» EXERCISE DETAILS
From the records, pick out and copy each line containing "webm".

» STORED DATA
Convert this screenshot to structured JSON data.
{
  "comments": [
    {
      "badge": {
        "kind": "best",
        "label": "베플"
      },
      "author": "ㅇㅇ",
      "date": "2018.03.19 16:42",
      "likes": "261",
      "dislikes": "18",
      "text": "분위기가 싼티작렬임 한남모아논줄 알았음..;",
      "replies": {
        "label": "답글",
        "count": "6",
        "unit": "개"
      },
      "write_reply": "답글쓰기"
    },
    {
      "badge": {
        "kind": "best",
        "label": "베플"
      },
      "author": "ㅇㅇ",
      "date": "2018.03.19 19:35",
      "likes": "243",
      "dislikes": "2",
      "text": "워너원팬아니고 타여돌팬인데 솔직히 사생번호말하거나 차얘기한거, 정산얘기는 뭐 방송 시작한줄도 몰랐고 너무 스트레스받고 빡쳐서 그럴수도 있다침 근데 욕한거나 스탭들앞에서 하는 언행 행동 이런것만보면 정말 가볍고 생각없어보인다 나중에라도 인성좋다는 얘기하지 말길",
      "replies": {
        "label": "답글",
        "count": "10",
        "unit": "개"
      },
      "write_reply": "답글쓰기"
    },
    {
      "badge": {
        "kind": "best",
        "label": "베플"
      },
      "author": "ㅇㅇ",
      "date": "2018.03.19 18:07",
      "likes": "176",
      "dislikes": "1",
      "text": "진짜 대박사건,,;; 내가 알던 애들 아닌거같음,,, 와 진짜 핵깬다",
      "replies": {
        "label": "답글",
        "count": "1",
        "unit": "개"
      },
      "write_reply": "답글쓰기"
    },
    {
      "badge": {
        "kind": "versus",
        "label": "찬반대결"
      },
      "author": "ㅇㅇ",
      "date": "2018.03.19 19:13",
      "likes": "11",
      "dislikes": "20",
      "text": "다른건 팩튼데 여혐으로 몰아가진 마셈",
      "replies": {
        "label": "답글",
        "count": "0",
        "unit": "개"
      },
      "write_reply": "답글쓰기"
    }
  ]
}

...

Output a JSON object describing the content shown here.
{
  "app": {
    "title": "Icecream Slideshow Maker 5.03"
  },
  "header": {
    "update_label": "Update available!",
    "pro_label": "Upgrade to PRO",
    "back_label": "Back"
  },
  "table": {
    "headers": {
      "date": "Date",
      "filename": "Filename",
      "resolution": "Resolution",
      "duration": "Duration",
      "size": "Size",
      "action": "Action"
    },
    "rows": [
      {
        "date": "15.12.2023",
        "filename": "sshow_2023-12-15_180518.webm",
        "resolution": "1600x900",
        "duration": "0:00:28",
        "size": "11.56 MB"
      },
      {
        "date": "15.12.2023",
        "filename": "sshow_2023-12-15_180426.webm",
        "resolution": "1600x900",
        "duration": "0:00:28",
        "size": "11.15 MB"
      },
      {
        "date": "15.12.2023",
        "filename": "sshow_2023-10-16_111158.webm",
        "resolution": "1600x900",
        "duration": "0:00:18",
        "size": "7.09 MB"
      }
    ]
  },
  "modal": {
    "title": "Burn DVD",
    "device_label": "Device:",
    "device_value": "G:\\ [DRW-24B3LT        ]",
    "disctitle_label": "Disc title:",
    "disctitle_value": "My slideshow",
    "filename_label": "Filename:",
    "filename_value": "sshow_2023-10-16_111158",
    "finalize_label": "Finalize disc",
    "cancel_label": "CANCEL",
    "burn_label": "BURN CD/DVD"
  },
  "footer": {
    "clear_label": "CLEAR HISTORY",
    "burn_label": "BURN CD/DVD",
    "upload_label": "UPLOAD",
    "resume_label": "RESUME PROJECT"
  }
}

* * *

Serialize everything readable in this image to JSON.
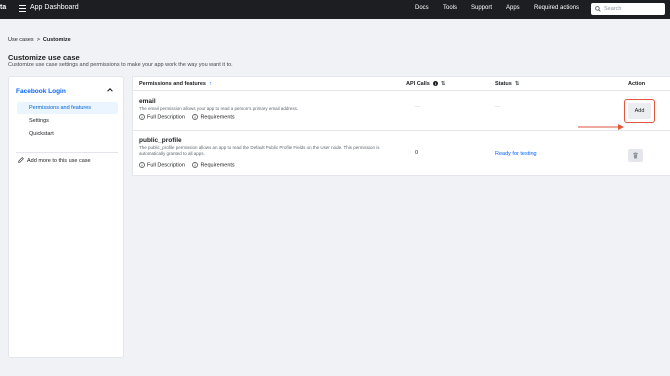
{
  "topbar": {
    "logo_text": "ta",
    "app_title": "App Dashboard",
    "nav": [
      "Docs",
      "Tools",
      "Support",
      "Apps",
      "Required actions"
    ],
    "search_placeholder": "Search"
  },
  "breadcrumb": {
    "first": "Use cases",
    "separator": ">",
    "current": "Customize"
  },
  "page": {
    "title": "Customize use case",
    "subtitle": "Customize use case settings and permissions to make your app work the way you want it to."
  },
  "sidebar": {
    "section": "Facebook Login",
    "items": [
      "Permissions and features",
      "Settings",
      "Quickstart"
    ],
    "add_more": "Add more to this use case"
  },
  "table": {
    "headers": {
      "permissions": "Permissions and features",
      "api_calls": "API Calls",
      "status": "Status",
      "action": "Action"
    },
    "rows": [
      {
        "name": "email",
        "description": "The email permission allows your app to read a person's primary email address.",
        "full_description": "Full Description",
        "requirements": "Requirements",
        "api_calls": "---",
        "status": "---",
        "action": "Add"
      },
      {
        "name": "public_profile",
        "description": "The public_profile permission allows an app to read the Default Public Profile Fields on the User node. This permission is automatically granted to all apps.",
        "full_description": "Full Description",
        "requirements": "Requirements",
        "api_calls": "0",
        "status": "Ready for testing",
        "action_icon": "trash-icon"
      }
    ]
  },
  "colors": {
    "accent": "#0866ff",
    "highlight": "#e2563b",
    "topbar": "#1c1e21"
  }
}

» ANSWER BELOW
        "filename": "sshow_2023-12-15_180518.webm",
        "filename": "sshow_2023-12-15_180426.webm",
        "filename": "sshow_2023-10-16_111158.webm",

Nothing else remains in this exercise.